---------- SOURCE MATERIAL ----------

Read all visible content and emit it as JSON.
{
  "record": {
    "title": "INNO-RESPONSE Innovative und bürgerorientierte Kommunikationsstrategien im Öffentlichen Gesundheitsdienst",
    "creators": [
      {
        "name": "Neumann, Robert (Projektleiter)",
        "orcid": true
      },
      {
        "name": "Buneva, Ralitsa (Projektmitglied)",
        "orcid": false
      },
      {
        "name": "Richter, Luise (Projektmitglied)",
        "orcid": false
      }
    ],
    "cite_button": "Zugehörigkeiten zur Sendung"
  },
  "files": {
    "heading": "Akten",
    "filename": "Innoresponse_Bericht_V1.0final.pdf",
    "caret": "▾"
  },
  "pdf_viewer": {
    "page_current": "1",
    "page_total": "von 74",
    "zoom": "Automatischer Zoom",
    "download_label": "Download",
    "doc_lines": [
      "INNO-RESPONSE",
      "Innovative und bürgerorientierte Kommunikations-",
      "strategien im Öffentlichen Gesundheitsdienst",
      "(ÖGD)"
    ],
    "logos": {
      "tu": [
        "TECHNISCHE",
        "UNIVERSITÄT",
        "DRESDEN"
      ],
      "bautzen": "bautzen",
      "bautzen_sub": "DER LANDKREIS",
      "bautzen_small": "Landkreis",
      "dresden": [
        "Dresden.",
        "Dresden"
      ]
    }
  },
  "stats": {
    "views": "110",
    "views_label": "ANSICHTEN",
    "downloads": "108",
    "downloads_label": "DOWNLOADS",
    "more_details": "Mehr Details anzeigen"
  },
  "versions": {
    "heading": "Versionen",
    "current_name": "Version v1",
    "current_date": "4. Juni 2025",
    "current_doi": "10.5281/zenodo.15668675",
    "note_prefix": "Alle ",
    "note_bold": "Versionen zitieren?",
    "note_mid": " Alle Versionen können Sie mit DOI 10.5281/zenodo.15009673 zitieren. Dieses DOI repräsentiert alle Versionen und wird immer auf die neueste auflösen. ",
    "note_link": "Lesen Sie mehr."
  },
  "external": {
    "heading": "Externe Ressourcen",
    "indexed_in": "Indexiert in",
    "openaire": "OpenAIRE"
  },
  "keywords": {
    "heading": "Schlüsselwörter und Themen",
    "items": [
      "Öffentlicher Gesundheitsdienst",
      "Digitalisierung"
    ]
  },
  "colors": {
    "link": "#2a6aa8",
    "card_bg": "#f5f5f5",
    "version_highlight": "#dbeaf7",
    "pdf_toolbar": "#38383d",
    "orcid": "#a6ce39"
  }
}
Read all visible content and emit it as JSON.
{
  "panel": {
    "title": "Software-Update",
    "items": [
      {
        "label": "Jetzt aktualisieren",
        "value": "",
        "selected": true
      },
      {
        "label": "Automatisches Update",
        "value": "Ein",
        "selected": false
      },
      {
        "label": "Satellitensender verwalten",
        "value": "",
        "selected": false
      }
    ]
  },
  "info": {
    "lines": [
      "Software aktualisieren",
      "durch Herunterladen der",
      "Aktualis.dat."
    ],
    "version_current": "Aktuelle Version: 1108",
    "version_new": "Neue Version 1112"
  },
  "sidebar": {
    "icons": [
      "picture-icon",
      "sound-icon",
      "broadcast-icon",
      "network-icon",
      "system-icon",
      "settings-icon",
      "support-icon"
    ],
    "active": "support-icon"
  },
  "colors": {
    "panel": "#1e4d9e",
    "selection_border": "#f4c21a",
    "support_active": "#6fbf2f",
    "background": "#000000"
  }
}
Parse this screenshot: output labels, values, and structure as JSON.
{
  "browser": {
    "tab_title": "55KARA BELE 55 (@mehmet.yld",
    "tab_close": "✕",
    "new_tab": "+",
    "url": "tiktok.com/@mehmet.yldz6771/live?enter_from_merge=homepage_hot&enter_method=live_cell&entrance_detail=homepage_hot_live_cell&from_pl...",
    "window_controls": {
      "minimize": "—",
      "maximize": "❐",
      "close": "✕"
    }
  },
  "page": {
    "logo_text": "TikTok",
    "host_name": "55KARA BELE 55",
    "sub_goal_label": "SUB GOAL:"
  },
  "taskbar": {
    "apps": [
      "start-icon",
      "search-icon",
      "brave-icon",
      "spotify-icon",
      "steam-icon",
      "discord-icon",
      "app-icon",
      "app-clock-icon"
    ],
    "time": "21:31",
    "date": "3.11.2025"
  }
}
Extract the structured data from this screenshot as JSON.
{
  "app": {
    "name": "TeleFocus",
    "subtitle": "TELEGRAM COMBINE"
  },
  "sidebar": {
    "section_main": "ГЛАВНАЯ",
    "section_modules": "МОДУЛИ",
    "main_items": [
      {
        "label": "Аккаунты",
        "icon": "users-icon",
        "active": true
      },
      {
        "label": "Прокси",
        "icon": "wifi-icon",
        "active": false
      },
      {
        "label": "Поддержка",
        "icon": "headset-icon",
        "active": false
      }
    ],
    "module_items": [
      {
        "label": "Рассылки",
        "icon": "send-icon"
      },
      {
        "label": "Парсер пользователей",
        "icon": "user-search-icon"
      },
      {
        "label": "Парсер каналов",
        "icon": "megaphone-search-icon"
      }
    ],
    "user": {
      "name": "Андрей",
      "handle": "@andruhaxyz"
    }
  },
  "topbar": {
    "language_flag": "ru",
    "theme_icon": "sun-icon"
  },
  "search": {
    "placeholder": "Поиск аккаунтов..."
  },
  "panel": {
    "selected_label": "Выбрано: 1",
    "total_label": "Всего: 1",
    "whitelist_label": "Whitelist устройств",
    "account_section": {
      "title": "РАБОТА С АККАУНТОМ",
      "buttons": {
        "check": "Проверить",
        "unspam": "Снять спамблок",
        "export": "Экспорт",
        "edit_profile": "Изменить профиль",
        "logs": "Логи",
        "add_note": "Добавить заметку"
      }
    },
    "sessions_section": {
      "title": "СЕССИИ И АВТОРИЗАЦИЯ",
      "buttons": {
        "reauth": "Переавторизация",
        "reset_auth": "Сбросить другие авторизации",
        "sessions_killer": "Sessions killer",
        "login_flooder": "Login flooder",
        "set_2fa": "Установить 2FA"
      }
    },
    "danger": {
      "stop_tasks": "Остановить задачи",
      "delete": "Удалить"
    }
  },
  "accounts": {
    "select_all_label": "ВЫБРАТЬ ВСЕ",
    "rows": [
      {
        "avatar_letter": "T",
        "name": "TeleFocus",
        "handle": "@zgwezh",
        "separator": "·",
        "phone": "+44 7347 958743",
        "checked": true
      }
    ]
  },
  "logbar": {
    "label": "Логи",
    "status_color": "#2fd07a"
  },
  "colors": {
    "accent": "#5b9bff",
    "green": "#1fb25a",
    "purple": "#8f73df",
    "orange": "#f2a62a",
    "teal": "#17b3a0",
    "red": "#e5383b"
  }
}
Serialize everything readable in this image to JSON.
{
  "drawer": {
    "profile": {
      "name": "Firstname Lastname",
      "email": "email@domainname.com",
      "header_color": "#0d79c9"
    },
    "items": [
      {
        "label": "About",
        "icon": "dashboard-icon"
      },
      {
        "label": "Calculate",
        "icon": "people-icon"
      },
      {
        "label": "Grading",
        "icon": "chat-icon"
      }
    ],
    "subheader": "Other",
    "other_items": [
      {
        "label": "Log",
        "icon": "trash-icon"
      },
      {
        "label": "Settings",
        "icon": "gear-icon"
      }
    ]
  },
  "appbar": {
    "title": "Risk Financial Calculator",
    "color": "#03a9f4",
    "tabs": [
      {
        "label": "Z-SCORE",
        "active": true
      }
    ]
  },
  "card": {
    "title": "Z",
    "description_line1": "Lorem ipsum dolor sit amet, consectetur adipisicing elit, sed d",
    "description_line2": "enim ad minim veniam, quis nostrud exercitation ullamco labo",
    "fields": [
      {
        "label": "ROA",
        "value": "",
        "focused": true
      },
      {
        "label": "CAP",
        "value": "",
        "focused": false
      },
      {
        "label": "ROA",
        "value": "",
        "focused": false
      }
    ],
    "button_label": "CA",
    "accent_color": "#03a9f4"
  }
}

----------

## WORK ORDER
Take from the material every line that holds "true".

## REPLY TO THE EXERCISE
        "orcid": true
        "selected": true
        "active": true
        "checked": true
        "active": true
        "focused": true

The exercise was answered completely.